with thanks to Monique Mailloux, Len Rooks and Trudy Petridi for text and photos
Fires raged throughout Greece during the month of July and, amongst them, the largest fire in Paros’ history. The fire began around 1pm on Sunday 9th July in some bamboo grounds at Aghios Thomas near Marathi and the flames, fanned by south winds, quickly spread towards both Paroikia and Naoussa, sending columns of smoke over the mountains and extending as far as the monastery of Aghios Antonios.
In addition to 29 firefighters from Paros, their 25 colleagues from Syros and dozens of volunteers, a Canadair firefighting plane flew in from Elefsina and the pilots used aerial water bombing, picking up from Naoussa Bay until it became too dark to continue.
Watching these planes in action, it is impossible not to be filled with admiration for the brave pilots swooping their craft down so close to the flames that with each pass you hold your breath and wonder whether this time they have dared to fly too low. Then, at the very last minute, the plane starts to climb up again out of the smoke and you breathe a sigh of relief.
However, the danger is immense, as shown by the tragic loss of two air force pilots - Major Ioannis Mylonas and 2nd Lt. Ioannis Karasavvas - killed when their Canadair CL-215 plane crashed into a hillside as they flew through dense smoke in a ravine on Mt. Pelion in eastern Greece on 15th July.
The fire on Paros burned through the night as a second front advanced through the area of Aghios Andreas and by 5 o’clock in the morning was threatening the Loggovardas Monastery.
The plane returned again first thing on Monday morning, this time picking up water from right in the port.

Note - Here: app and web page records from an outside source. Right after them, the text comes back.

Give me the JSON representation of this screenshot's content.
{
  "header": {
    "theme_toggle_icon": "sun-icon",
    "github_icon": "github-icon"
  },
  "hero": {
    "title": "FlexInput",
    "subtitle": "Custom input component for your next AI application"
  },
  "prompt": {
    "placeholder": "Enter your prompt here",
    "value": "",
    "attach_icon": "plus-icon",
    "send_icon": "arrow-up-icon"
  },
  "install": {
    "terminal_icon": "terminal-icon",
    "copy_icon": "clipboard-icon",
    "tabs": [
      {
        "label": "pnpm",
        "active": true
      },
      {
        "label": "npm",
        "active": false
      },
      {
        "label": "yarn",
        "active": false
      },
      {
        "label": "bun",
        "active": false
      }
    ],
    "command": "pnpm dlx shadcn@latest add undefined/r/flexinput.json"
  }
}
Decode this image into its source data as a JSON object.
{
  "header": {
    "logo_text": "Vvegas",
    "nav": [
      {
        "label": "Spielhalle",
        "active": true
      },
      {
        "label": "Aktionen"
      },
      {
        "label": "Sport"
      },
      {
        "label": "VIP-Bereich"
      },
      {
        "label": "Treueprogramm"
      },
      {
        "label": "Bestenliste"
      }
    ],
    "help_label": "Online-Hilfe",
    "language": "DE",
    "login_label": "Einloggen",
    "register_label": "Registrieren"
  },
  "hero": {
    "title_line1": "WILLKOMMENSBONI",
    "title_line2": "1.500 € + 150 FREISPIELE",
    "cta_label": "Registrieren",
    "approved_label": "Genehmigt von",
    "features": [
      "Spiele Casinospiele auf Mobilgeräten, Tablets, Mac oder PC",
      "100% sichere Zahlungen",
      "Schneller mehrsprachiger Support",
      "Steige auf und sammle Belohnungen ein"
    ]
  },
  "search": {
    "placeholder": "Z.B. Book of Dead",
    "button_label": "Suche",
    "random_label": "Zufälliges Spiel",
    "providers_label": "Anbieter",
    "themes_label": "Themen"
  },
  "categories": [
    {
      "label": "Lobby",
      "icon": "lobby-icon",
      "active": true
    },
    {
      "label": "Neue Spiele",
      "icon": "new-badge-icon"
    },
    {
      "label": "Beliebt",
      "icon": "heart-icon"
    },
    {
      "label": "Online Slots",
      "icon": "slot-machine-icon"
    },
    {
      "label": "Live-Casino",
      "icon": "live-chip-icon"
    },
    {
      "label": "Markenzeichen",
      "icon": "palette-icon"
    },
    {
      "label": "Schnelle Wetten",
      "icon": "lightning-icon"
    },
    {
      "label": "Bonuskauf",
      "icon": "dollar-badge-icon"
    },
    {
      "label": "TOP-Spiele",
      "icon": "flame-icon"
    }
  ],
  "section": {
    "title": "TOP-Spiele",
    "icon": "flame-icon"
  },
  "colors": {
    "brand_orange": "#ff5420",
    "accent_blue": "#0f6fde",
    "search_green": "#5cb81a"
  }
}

A coastguard cutter was there moving the small fishing boats who were attempting to go about their business despite being "buzzed" every 5 minutes or so by the very low-flying aeroplane.
By 8am the fire was under control, although guards were left to patrol the whole area until the following day as there were still occasional small patches of fire breaking out.
Although we were extremely lucky that there were no buildings damaged and no casualties, the fire destroyed a total of about 2,500 stremmata of fields and forest and the mountainside behind Marathi towards Naoussa is completely blackened. Next month, we will have a report illustrating the ecological consequences.
Meanwhile, the danger of fire is ever present. Konstantinos Kalaitzidis, responsible for the Paros Fire Department informs us of the following points:
1. Between 1st May and 30th October, it is strictly forbidden to burn grasses and other rubbish or to light fires outdoors for any other reason, including for cooking purposes. Offenders will be prosecuted.
2. Be careful with cigarettes. Never throw them out of car windows.
3. Do not throw bottles out of cars. The sun’s rays through broken glass can start a fire. Pick up any pieces of broken glass you find in the fields.
4. In case of fire, call the Paros Fire Department immediately on 51999 or 52199; try to help with water, branches and earth until the fire brigade arrives.
All over Greece, volunteer forest firefighters, whose numbers are increasing every year, help to protect the environmental resources of the country by assisting the fire brigade and the army units in their work. If you can speak Greek and are interested in becoming part of a Paros volunteer force - contact the Paros Fire Department to register.